Pick egg masses off the plants in the morning and later in the day. You can also simply scrape the eggs off the leaves with a butter knife and let them fall onto the ground, where beetles will eat them. Eggs hatch in about ten days, so be sure to check for them on at least a weekly basis.
Place a board or shingle in the garden at night (or pieces of newspaper). During the night, both adults and nymphs will congregate underneath the board. Squash between two hard surfaces in the morning and dispose.
Keep checking your plants, at least daily. If there are no more than a few vines infected, keep collecting and destroying the bugs and crushing the egg clusters that you find on the undersides of leaves.
Remove plant debris during the growing season to reduce sites where squash bugs can hide.
Insecticides are not effective to manage squash bugs once they are adults, so don’t bother trying.
In the event that you catch the squash is wilting very early in the season and you catch this when eggs are hatching, then insectide application is probably needed to manage it. See your local garden center or cooperative extension service for controls that are locally approved. The best time to apply pesticides is early morning or late at night (during minimum bee activity). Be sure to spray underneath the leaves, where most squash bugs are found.
It is not necessary to treat squash bugs found in the garden during late summer or fall.
How to Prevent Squash Bugs
Prevention is key: In the fall, be sure to burn or compost old squash vines to rid your garden of any possible shelters for breeding and over-wintering.
Avoid thick layers of mulches like straw or hay that provide an environment that these bugs seem to love.
Consider keeping squash plants covered until blossoming begins. Remove the cover for pollination needs. There is typically only one generation of squash bugs per year, and you can avoid them by covering your plants for the first month of spring. You can also delay planting your squash until the early months of summer.
Companion planting can be useful in repelling squash bugs. Try planting nasturtium and tansy around your plants that are commonly affected by squash bugs.

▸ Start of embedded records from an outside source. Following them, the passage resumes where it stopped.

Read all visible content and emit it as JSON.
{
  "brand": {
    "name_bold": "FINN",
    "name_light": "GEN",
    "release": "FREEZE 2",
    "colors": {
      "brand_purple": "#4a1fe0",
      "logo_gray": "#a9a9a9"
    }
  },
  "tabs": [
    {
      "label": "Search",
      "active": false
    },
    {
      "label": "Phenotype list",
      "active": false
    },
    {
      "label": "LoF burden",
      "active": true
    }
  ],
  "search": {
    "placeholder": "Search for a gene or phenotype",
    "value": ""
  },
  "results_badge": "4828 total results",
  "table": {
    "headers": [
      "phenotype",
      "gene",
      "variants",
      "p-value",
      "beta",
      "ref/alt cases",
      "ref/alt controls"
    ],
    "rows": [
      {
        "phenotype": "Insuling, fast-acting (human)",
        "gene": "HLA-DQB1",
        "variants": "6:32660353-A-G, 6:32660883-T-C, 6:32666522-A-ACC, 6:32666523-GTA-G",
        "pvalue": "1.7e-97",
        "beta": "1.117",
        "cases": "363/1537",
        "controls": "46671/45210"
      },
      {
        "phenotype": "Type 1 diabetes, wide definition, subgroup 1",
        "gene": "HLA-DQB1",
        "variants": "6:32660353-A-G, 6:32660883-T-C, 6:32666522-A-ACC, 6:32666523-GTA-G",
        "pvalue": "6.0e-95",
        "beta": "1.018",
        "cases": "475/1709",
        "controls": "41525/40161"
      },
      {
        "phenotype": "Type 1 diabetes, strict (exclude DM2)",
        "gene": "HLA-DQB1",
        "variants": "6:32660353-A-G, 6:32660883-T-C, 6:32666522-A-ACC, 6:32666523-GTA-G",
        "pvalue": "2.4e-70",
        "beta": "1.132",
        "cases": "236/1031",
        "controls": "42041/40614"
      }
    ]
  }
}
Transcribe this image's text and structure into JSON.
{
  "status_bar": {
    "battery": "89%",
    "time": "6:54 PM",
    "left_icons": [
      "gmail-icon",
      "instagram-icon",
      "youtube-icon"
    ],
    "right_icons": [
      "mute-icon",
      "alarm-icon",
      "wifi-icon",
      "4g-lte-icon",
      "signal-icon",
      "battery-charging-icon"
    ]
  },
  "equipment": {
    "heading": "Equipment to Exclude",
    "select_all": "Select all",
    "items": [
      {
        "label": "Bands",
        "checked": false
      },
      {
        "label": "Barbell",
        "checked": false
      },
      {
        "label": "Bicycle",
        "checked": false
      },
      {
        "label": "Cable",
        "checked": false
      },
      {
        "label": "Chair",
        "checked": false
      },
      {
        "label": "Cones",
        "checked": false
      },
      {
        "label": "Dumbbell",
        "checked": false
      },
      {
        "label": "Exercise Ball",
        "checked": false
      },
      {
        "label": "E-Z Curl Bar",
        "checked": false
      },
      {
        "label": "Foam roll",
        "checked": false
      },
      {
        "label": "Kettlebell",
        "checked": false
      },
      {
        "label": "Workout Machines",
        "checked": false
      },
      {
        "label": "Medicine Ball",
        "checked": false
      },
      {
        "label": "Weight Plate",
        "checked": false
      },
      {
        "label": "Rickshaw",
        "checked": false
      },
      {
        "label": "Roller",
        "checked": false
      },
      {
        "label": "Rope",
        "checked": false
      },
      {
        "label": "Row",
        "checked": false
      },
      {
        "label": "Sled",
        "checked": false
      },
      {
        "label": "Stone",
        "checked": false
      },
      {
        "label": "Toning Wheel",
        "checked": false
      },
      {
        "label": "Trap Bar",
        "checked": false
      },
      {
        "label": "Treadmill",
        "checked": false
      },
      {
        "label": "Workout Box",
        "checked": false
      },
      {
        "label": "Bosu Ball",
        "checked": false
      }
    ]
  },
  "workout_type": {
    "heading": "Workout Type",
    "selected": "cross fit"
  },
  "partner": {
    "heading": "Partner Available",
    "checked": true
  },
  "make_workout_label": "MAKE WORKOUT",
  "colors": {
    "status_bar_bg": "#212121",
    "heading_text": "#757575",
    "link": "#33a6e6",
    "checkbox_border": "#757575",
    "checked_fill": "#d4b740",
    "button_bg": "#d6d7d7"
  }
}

Select varieties of squash that are resistant to the squash bug if you have a big problem. ‘Butternut’, ‘Royal Acorn’, and ‘Sweet Cheese’ varieties are all more resistant to squash bugs.
Clean up cucurbits and other plant matter in the fall to reduce the number of overwintering sites.